Task directions: Scan the entries for the word "data". Every line that has it should be copied.

Listed entries START

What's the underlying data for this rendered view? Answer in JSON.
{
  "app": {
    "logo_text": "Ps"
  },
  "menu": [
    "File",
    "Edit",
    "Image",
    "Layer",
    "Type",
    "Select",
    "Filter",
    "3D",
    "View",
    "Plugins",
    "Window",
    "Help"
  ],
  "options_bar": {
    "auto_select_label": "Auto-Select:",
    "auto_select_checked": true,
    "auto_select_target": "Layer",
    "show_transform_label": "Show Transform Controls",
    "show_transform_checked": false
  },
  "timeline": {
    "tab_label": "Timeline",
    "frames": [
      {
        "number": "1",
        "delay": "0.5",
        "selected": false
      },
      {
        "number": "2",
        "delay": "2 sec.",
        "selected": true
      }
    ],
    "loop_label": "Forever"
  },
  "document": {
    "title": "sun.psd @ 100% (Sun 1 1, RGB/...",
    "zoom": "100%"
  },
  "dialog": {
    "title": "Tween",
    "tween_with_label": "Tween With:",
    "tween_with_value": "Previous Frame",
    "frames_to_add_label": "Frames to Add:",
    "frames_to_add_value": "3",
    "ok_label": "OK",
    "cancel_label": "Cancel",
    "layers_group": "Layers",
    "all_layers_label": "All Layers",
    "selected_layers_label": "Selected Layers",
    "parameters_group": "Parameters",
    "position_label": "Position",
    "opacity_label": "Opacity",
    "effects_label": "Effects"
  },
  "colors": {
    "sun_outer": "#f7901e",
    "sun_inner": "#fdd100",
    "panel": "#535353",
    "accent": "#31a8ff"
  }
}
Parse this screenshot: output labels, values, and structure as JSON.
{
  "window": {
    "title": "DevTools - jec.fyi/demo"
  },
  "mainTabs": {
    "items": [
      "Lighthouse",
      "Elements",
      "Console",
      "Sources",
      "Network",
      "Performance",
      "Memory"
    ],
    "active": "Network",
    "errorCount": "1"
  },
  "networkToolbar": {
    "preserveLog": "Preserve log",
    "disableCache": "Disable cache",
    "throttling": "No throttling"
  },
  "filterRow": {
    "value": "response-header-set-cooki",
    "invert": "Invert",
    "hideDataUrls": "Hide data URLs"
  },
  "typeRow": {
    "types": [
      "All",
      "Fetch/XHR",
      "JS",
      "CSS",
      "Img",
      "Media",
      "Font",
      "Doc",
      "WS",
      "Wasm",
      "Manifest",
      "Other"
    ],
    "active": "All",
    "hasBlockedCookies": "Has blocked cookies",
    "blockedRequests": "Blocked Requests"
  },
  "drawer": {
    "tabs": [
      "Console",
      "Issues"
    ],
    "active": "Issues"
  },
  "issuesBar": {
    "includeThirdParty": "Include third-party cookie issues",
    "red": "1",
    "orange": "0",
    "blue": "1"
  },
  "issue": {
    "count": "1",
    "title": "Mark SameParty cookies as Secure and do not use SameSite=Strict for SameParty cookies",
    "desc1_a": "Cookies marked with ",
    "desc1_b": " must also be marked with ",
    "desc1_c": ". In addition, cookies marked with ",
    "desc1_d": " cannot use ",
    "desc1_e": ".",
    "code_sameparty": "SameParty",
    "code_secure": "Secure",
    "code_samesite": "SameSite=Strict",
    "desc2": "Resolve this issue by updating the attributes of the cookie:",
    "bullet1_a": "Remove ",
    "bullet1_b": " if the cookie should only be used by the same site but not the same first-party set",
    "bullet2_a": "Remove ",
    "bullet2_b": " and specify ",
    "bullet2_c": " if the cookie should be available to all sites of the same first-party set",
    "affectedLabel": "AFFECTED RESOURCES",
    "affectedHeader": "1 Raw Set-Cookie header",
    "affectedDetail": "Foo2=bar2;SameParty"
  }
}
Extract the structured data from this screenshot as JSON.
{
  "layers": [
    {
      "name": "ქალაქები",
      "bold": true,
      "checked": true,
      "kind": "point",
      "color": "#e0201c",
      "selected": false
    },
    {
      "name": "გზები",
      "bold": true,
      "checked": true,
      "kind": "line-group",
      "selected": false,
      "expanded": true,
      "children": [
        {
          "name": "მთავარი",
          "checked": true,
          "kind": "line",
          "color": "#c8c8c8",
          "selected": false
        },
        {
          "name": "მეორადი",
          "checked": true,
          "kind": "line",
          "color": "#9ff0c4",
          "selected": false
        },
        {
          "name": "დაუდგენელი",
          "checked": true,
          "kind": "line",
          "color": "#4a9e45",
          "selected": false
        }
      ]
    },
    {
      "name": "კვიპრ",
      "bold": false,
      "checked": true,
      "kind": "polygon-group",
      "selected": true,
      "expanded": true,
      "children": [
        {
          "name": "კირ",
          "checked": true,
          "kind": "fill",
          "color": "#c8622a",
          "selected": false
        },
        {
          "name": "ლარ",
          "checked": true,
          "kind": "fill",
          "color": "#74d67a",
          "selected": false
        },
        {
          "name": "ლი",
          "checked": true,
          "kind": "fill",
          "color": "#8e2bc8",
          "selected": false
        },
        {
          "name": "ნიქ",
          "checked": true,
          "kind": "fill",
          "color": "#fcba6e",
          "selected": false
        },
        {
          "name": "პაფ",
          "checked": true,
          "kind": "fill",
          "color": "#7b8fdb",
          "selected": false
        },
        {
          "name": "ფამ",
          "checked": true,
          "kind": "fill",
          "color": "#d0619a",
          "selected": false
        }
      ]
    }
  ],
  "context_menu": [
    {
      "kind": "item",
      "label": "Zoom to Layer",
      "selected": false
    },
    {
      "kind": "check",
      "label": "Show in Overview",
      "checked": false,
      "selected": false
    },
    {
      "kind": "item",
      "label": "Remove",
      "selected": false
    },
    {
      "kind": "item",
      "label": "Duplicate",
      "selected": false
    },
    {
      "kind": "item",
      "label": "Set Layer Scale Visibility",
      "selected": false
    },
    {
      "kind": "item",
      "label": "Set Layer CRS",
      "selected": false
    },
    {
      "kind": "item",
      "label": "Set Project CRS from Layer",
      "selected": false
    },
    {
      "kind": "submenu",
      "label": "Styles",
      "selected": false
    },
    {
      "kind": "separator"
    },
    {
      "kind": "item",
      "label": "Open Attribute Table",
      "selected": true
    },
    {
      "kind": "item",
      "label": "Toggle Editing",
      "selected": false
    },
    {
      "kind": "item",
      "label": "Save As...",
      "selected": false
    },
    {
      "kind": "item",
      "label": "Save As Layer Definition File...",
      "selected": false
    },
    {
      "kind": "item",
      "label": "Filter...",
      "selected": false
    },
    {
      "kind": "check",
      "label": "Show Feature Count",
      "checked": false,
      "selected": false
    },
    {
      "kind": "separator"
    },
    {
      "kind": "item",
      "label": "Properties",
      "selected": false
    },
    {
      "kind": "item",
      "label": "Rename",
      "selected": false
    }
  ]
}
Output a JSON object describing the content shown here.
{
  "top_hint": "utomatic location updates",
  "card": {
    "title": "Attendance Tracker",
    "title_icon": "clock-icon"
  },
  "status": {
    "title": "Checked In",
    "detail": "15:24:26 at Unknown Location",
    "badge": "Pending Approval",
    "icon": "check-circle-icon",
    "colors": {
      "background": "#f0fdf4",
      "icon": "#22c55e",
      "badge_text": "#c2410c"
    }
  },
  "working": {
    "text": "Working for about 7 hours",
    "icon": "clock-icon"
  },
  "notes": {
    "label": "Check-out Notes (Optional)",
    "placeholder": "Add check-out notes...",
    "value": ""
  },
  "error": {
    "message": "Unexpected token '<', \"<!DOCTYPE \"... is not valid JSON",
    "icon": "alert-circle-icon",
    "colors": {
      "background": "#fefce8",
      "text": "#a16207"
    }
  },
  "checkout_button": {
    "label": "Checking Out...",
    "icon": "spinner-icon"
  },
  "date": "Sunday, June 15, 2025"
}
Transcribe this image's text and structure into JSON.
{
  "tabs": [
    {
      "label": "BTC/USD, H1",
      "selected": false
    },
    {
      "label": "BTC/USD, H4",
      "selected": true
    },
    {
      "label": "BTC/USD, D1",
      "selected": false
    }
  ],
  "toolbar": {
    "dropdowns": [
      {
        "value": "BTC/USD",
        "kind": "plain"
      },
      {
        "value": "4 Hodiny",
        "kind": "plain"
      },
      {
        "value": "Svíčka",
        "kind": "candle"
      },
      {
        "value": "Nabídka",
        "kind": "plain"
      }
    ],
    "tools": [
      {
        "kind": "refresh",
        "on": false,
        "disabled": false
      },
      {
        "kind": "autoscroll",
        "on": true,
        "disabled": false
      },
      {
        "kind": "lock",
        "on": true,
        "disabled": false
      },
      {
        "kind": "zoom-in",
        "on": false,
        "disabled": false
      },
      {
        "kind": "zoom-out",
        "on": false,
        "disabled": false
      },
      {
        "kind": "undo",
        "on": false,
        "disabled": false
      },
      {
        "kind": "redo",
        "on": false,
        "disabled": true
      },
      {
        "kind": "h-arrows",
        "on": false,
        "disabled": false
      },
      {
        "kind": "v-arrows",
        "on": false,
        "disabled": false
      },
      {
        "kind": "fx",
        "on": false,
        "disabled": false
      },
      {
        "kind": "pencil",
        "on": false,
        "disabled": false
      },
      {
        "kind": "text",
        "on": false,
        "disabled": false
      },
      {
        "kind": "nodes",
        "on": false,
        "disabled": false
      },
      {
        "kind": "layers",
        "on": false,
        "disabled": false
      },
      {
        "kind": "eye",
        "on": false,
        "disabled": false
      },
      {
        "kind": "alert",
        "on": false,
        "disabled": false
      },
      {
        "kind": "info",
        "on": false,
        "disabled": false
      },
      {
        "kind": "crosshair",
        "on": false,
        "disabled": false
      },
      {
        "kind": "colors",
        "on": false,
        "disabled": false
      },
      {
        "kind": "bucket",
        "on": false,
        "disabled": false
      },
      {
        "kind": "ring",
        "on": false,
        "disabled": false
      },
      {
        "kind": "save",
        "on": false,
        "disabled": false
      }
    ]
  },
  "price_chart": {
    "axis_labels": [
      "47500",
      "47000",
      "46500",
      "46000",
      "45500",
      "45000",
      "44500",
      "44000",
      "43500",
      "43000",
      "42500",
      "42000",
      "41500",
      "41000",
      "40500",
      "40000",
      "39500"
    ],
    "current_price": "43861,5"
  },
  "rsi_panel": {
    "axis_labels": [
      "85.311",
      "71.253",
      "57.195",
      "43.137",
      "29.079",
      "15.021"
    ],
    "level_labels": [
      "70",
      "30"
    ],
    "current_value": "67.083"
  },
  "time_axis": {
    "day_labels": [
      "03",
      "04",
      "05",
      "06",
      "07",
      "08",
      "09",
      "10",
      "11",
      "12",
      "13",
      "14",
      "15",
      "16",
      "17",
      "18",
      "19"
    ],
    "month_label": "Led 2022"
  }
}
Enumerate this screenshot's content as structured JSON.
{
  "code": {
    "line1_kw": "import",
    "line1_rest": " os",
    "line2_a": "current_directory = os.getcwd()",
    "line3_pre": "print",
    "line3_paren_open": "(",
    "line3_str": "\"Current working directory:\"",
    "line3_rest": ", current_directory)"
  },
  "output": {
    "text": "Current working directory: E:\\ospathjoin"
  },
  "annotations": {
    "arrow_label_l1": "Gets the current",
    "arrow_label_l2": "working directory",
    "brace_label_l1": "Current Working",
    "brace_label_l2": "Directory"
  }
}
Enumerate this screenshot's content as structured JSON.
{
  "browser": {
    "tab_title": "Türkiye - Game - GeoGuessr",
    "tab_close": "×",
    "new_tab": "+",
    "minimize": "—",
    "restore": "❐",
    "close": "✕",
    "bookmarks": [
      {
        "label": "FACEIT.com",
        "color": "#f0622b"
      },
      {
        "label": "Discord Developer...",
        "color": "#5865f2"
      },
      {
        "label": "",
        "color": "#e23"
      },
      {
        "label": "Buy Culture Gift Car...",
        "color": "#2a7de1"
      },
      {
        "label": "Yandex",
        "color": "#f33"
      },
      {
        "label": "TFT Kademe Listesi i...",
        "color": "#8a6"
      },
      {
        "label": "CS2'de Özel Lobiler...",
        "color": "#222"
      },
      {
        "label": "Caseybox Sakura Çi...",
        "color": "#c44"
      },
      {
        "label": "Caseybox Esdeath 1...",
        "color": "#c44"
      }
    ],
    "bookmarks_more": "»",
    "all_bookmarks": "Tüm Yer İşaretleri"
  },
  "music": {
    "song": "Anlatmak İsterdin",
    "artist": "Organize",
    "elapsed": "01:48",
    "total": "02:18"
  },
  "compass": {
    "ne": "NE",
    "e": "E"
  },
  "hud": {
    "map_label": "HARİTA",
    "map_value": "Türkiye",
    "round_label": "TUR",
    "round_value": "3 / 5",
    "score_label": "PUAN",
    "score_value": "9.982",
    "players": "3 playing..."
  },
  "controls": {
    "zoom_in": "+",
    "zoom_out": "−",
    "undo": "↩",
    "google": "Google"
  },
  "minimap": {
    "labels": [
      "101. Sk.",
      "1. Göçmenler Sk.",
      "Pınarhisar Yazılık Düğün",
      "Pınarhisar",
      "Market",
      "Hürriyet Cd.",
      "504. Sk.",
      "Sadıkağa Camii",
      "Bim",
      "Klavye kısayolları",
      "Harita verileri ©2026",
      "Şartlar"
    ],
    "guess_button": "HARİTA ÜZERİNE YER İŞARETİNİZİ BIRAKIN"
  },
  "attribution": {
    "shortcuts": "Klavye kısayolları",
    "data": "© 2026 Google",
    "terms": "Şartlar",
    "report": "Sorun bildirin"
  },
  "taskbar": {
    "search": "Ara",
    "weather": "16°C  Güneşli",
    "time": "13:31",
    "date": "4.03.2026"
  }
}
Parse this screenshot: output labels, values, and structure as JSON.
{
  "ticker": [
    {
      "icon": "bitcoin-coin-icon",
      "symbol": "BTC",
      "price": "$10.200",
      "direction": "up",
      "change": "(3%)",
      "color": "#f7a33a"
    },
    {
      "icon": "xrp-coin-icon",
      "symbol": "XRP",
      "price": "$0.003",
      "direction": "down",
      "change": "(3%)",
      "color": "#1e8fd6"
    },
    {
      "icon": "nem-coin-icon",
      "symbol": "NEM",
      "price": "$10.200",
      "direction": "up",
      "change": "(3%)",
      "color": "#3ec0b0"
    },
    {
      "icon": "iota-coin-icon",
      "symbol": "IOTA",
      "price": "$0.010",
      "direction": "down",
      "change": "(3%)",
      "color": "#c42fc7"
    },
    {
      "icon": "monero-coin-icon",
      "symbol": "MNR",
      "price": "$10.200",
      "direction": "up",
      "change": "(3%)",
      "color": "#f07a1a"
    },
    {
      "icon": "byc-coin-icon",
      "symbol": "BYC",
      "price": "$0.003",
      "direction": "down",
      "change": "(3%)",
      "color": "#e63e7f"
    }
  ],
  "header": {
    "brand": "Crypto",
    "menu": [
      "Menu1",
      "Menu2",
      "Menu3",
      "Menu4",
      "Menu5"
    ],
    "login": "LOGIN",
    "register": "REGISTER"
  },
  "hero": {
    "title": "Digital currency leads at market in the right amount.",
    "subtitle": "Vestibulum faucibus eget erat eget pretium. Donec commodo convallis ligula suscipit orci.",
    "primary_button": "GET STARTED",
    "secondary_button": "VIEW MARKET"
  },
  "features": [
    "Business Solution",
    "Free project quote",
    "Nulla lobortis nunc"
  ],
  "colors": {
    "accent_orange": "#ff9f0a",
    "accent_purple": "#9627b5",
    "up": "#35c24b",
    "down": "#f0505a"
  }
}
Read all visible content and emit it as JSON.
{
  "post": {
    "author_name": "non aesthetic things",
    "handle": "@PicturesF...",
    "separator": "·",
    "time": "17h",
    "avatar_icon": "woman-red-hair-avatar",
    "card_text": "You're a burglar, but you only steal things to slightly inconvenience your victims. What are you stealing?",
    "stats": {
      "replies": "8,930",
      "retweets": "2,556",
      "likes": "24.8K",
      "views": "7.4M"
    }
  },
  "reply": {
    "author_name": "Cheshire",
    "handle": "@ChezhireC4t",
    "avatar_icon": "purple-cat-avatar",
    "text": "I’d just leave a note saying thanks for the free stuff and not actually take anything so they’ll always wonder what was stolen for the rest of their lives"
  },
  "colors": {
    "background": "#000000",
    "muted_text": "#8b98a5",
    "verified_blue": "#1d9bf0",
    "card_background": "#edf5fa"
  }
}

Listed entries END

Written solution:
What's the underlying data for this rendered view? Answer in JSON.
    "hideDataUrls": "Hide data URLs"
Extract the structured data from this screenshot as JSON.
    "data": "© 2026 Google",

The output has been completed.